|March 28, 2012||
From Health Affairs
New Studies About Public Reporting
Bethesda, MD -- Two new studies, released online today as Web First articles by Health Affairs, focus on the effectiveness of current public reporting efforts to improve quality and lower costs. Both studies will also appear in the April issue of Health Affairs.
As the Affordable Care Act reached its two-year anniversary, a current focus is finding new approaches of reducing costs. Public reporting of performance and costs is one such approach. However, according to the authors, consumers might not use the cost information in the manner expected. The reports are not user-friendly; the data often fail to provide patient out-of-pocket costs; and many consumers think that more care is better and that higher-cost providers are higher-quality providers.
To address some of these concerns, the authors propose four key changes to the current patient selection pathway: focusing on choices consumers make most often, such as choosing a primary care provider; presenting clear copayment information; making sure cost and quality information are displayed side by side; and incentivizing consumers to switch providers. Additionally, public reporting creates a reputation pathway among providers peers, which can motivate poor performers to improve. In the context of the great urgency of national efforts to curb health care spending the authors conclude that it is possible to pursue both pathways simultaneously and thereby realize even more change.
According to the authors, the need to develop unique performance indicators for reproductive health services has received little attention. This study looked at a program which has tried to fill that void: the California Family PACT (Planning, Access, Care, and Treatment) Program, established by that states legislature in 1996 to reduce unintended pregnancies among low-income residents.

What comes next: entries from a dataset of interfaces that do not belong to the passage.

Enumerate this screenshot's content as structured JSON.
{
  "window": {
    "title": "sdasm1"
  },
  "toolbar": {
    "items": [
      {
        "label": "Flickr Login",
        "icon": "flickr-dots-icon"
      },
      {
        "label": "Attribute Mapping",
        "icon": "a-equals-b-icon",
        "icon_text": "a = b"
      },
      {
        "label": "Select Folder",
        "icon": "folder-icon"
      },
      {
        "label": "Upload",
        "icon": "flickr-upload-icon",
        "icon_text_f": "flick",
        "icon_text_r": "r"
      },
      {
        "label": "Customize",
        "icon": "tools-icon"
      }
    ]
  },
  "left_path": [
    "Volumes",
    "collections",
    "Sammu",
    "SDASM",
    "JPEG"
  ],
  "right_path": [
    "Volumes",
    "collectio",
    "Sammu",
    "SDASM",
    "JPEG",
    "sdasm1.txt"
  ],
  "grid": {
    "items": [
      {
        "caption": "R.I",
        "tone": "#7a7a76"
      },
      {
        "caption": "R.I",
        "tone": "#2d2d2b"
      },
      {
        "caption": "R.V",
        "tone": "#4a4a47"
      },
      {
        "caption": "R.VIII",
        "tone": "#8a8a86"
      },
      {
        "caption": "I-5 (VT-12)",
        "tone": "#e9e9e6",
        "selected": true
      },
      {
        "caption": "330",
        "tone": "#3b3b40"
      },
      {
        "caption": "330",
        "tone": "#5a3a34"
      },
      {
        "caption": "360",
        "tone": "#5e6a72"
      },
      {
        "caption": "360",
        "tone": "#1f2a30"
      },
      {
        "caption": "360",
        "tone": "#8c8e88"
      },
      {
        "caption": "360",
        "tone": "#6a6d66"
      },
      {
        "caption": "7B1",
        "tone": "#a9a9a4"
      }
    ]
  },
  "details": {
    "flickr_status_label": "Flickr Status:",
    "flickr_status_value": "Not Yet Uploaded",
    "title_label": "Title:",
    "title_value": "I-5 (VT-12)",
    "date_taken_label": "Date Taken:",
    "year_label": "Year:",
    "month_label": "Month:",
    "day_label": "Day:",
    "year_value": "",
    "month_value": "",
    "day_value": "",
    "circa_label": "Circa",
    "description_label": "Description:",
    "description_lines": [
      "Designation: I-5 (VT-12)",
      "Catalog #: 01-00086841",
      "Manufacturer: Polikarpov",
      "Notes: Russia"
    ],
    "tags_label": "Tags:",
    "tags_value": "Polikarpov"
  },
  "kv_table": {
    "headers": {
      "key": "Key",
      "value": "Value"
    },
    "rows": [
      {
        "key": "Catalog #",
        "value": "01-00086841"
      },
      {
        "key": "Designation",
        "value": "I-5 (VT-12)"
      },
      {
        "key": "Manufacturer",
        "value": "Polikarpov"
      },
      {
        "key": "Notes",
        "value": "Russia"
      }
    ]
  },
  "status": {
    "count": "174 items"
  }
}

The study assessed whether the behavior of providers in the program was influenced by performance reports that used administrative and claims data for both quality improvement and utilization management. A total of 1,058 private-sector providers and 532 public-sector providers were included in the sample, taken during two intervals (JanuaryJune 2005 and JanuaryJune 2009). The providers were evaluated for six reproductive measures, and the study compared individual profiles from both periods for evidence of change in performance.
The authors found that change occurred in five of six indicators among private providers and in three of six indicators among public providers. The provider profiles project represents a promising first step in reporting to providers on the quality of their delivery of reproductive health services, concluded the authors. We believe the evidence suggests that providers changed their behavior when they were presented with performance reports that used administrative and claims data to compare them with their peers.
|About Health Affairs|
Health Affairs is the leading journal at the intersection of health, health care, and policy. Published by Project HOPE, the peer-reviewed journal appears each month in print, with additional Web First papers published periodically and health policy briefs published twice monthly at www.healthaffairs.org. You can also find the journal on Facebook and Twitter. Read daily perspectives on Health Affairs Blog. Download weekly Narrative Matters podcasts on iTunes.